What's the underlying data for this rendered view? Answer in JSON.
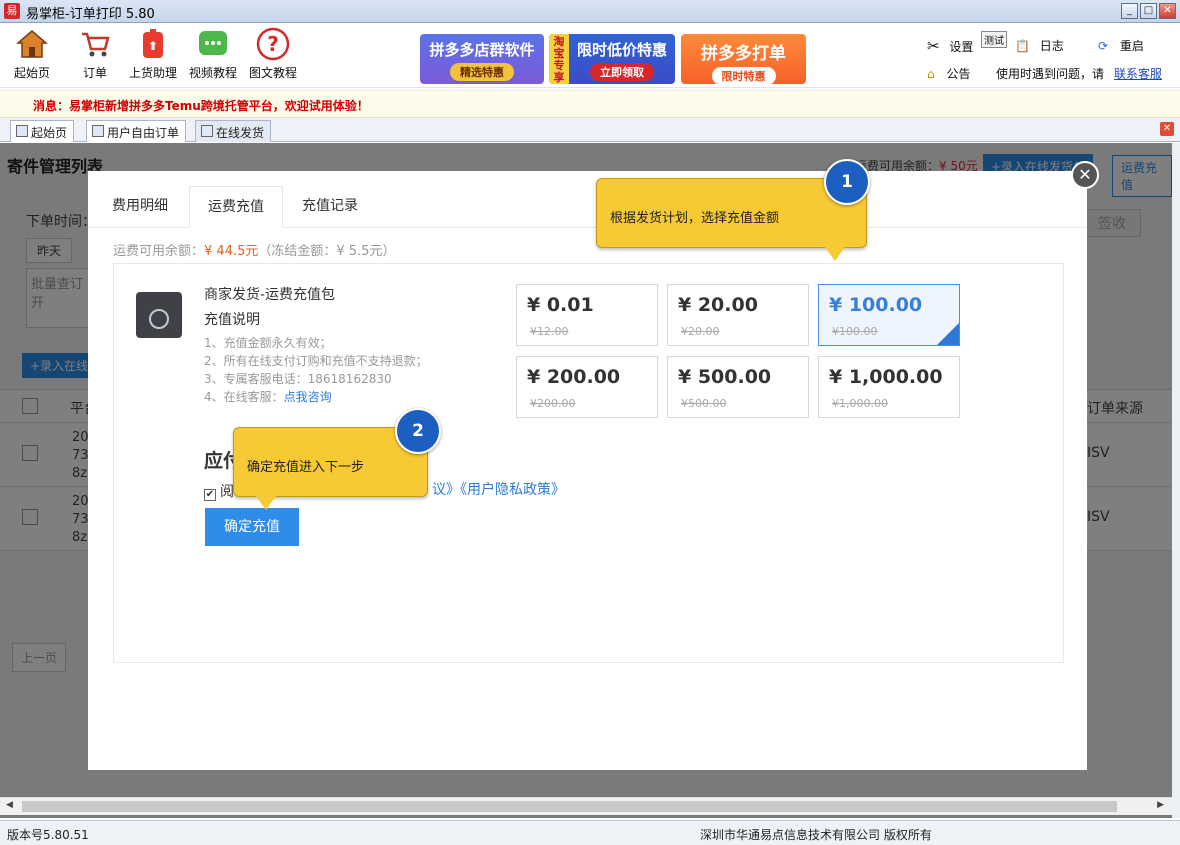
{
  "window": {
    "title": "易掌柜-订单打印 5.80",
    "app_icon_char": "易"
  },
  "toolbar": {
    "items": [
      {
        "label": "起始页",
        "icon": "home-icon"
      },
      {
        "label": "订单",
        "icon": "cart-icon"
      },
      {
        "label": "上货助理",
        "icon": "upload-bag-icon"
      },
      {
        "label": "视频教程",
        "icon": "chat-icon"
      },
      {
        "label": "图文教程",
        "icon": "help-icon"
      }
    ],
    "banners": [
      {
        "title": "拼多多店群软件",
        "sub": "精选特惠"
      },
      {
        "side": "淘宝专享",
        "title": "限时低价特惠",
        "sub": "立即领取"
      },
      {
        "title": "拼多多打单",
        "sub": "限时特惠"
      }
    ],
    "right": {
      "settings": "设置",
      "test_badge": "测试",
      "log": "日志",
      "restart": "重启",
      "notice": "公告",
      "help_text": "使用时遇到问题，请",
      "contact": "联系客服"
    }
  },
  "message": {
    "text": "消息：易掌柜新增拼多多Temu跨境托管平台，欢迎试用体验！"
  },
  "tabs": [
    {
      "label": "起始页"
    },
    {
      "label": "用户自由订单"
    },
    {
      "label": "在线发货"
    }
  ],
  "background": {
    "page_title": "寄件管理列表",
    "balance_label": "运费可用余额：",
    "balance_value": "¥ 50元",
    "record_btn": "+录入在线发货单",
    "recharge_btn": "运费充值",
    "order_time_label": "下单时间：",
    "yesterday": "昨天",
    "batch_query": "批量查订",
    "batch_query_2": "开",
    "record_btn2": "+录入在线",
    "col_platform": "平台",
    "col_source": "订单来源",
    "row1": [
      "20",
      "73",
      "8z"
    ],
    "row2": [
      "20",
      "73",
      "8z"
    ],
    "isv": "ISV",
    "prev": "上一页",
    "sign": "签收"
  },
  "modal": {
    "tabs": [
      "费用明细",
      "运费充值",
      "充值记录"
    ],
    "active_tab": 1,
    "balance_label": "运费可用余额：",
    "balance_value": "¥ 44.5元",
    "frozen": "（冻结金额：¥ 5.5元）",
    "package_title": "商家发货-运费充值包",
    "desc_title": "充值说明",
    "rules": [
      "1、充值金额永久有效；",
      "2、所有在线支付订购和充值不支持退款；",
      "3、专属客服电话：18618162830",
      "4、在线客服："
    ],
    "consult_link": "点我咨询",
    "amounts": [
      {
        "value": "¥ 0.01",
        "original": "¥12.00",
        "selected": false
      },
      {
        "value": "¥ 20.00",
        "original": "¥20.00",
        "selected": false
      },
      {
        "value": "¥ 100.00",
        "original": "¥100.00",
        "selected": true
      },
      {
        "value": "¥ 200.00",
        "original": "¥200.00",
        "selected": false
      },
      {
        "value": "¥ 500.00",
        "original": "¥500.00",
        "selected": false
      },
      {
        "value": "¥ 1,000.00",
        "original": "¥1,000.00",
        "selected": false
      }
    ],
    "pay_heading": "应付",
    "agree_text": "阅",
    "policy_link": "议》《用户隐私政策》",
    "confirm_btn": "确定充值"
  },
  "tips": [
    {
      "number": "1",
      "text": "根据发货计划，选择充值金额"
    },
    {
      "number": "2",
      "text": "确定充值进入下一步"
    }
  ],
  "status": {
    "version": "版本号5.80.51",
    "copyright": "深圳市华通易点信息技术有限公司 版权所有"
  },
  "colors": {
    "accent": "#2d8de8",
    "tip_yellow": "#f7c935",
    "badge_blue": "#1d5fc0",
    "price_red": "#f05a14"
  }
}
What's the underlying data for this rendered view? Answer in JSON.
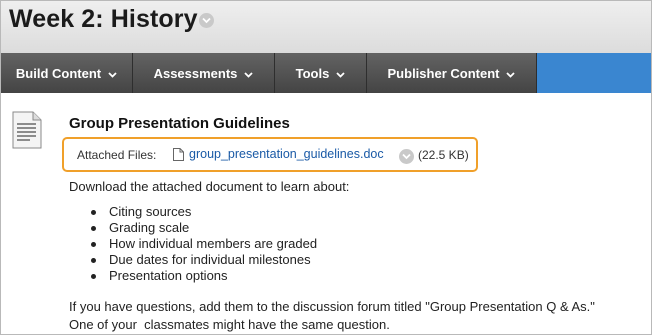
{
  "page": {
    "title": "Week 2: History"
  },
  "menu": {
    "items": [
      {
        "label": "Build Content"
      },
      {
        "label": "Assessments"
      },
      {
        "label": "Tools"
      },
      {
        "label": "Publisher Content"
      }
    ],
    "accent_color": "#3a86d0",
    "bar_color": "#4a4a4a"
  },
  "content_item": {
    "icon": "document-icon",
    "title": "Group Presentation Guidelines",
    "attachment": {
      "label": "Attached Files:",
      "file_name": "group_presentation_guidelines.doc",
      "size": "(22.5 KB)",
      "highlight_color": "#f0a02a"
    },
    "intro": "Download the attached document to learn about:",
    "topics": [
      "Citing sources",
      "Grading scale",
      "How individual members are graded",
      "Due dates for individual milestones",
      "Presentation options"
    ],
    "closing_line_1": "If you have questions, add them to the discussion forum titled \"Group Presentation Q & As.\"",
    "closing_line_2": "One of your  classmates might have the same question."
  }
}
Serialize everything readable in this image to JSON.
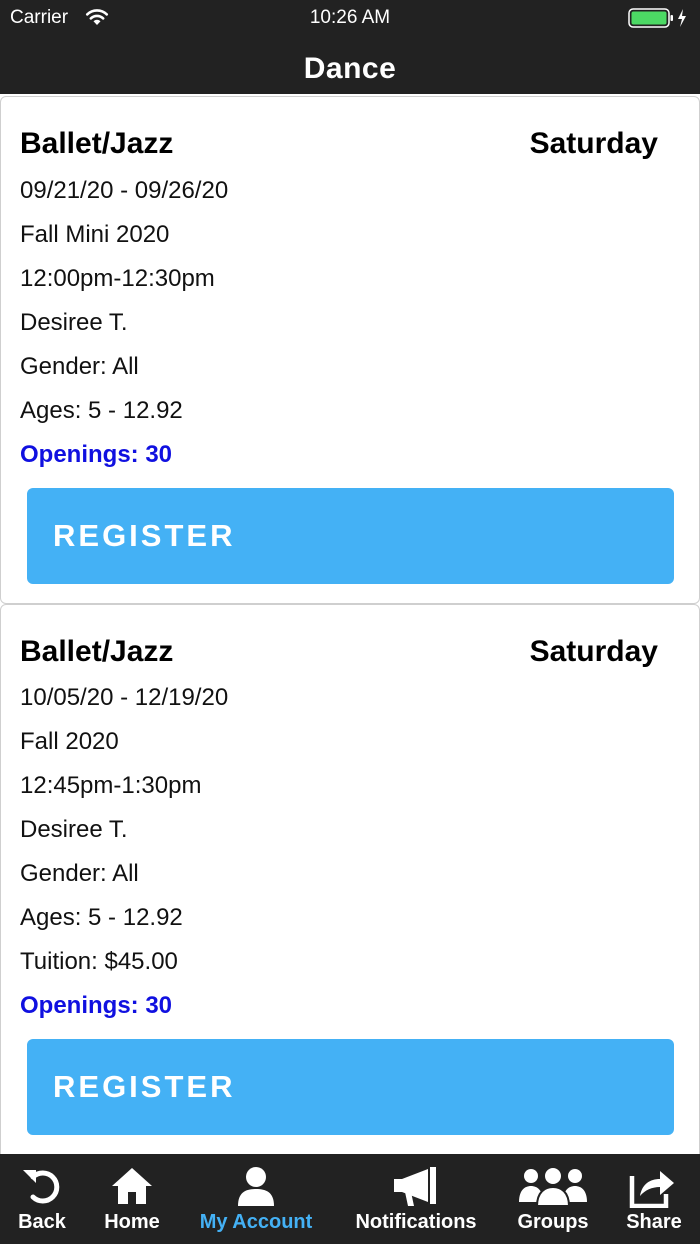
{
  "status_bar": {
    "carrier": "Carrier",
    "time": "10:26 AM",
    "wifi_icon": "wifi-icon",
    "battery_icon": "battery-charging-icon"
  },
  "nav": {
    "title": "Dance"
  },
  "classes": [
    {
      "name": "Ballet/Jazz",
      "day": "Saturday",
      "dates": "09/21/20 - 09/26/20",
      "session": "Fall Mini 2020",
      "time": "12:00pm-12:30pm",
      "instructor": "Desiree T.",
      "gender": "Gender: All",
      "ages": "Ages: 5 - 12.92",
      "openings": "Openings: 30",
      "register_label": "REGISTER"
    },
    {
      "name": "Ballet/Jazz",
      "day": "Saturday",
      "dates": "10/05/20 - 12/19/20",
      "session": "Fall 2020",
      "time": "12:45pm-1:30pm",
      "instructor": "Desiree T.",
      "gender": "Gender: All",
      "ages": "Ages: 5 - 12.92",
      "tuition": "Tuition: $45.00",
      "openings": "Openings: 30",
      "register_label": "REGISTER"
    }
  ],
  "tab_bar": {
    "active_color": "#44b1f5",
    "tabs": [
      {
        "label": "Back",
        "icon": "back-arrow-icon"
      },
      {
        "label": "Home",
        "icon": "home-icon"
      },
      {
        "label": "My Account",
        "icon": "user-icon",
        "active": true
      },
      {
        "label": "Notifications",
        "icon": "megaphone-icon"
      },
      {
        "label": "Groups",
        "icon": "group-icon"
      },
      {
        "label": "Share",
        "icon": "share-icon"
      }
    ]
  },
  "colors": {
    "bar_background": "#222222",
    "register_button": "#44b1f5",
    "openings_text": "#1010e0"
  }
}
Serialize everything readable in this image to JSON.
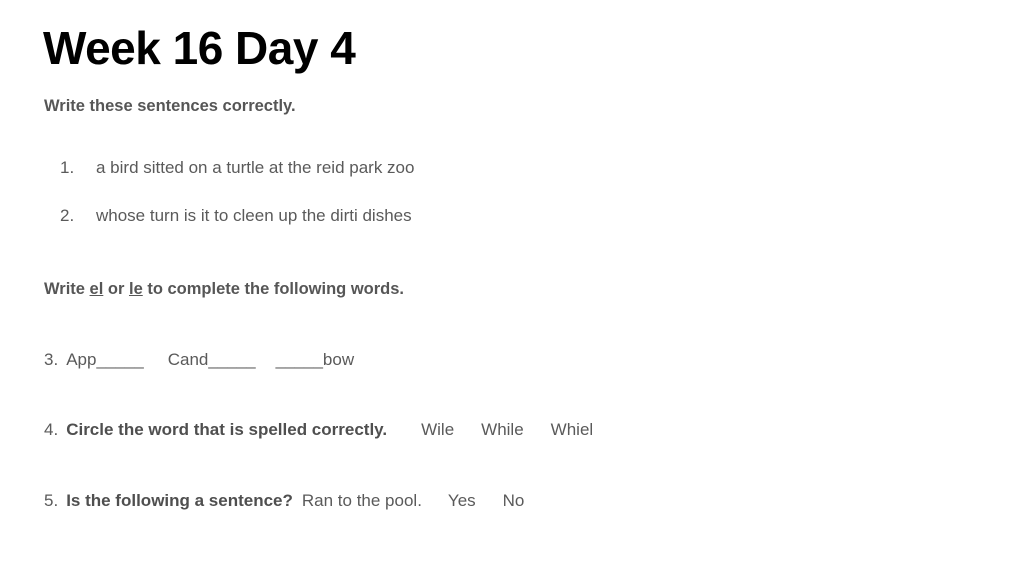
{
  "document": {
    "title": "Week 16 Day 4",
    "background_color": "#ffffff",
    "title_color": "#000000",
    "body_text_color": "#5a5a5a"
  },
  "sections": {
    "instruction_1": {
      "text": "Write these sentences correctly."
    },
    "sentences": [
      {
        "number": "1.",
        "text": "a bird sitted on a turtle at the reid park zoo"
      },
      {
        "number": "2.",
        "text": "whose turn is it to cleen up the dirti dishes"
      }
    ],
    "instruction_2": {
      "prefix": "Write ",
      "underlined_1": "el",
      "middle": " or ",
      "underlined_2": "le",
      "suffix": " to complete the following words."
    },
    "exercise_3": {
      "number": "3.",
      "word_1": "App",
      "blank_1": "_____",
      "word_2": "Cand",
      "blank_2": "_____",
      "blank_3": "_____",
      "word_3": "bow"
    },
    "exercise_4": {
      "number": "4.",
      "prompt": "Circle the word that is spelled correctly.",
      "choices": [
        "Wile",
        "While",
        "Whiel"
      ]
    },
    "exercise_5": {
      "number": "5.",
      "prompt": "Is the following a sentence?",
      "sentence": "Ran to the pool.",
      "choices": [
        "Yes",
        "No"
      ]
    }
  }
}
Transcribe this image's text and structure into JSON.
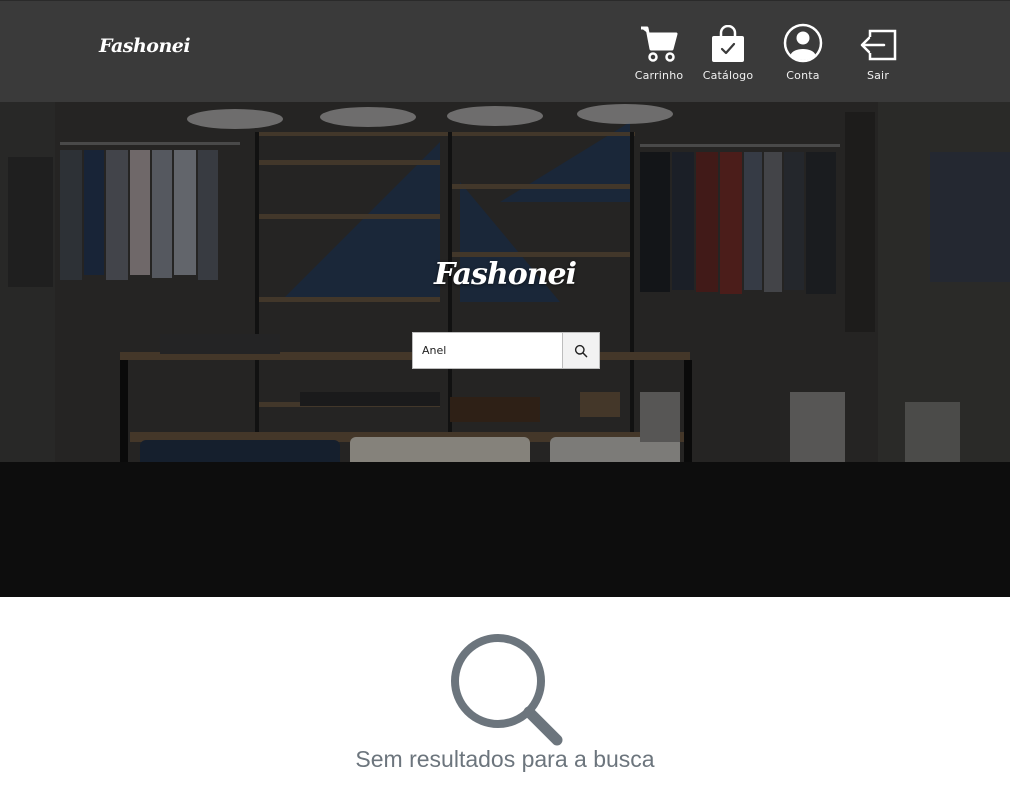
{
  "header": {
    "brand": "Fashonei",
    "nav": [
      {
        "label": "Carrinho",
        "icon": "cart-icon"
      },
      {
        "label": "Catálogo",
        "icon": "shopping-bag-check-icon"
      },
      {
        "label": "Conta",
        "icon": "user-circle-icon"
      },
      {
        "label": "Sair",
        "icon": "logout-icon"
      }
    ]
  },
  "hero": {
    "title": "Fashonei",
    "search": {
      "value": "Anel",
      "button_icon": "search-icon"
    }
  },
  "results": {
    "icon": "magnifier-icon",
    "message": "Sem resultados para a busca"
  },
  "colors": {
    "header_bg": "#3a3a3a",
    "empty_icon": "#6c757d",
    "empty_text": "#6c757d"
  }
}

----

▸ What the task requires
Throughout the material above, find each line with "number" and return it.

▸ The completed task
      "number": "1",
      "number": "2",
        "number": "1.",
        "number": "2.",
      "number": "3.",
      "number": "4.",
      "number": "5.",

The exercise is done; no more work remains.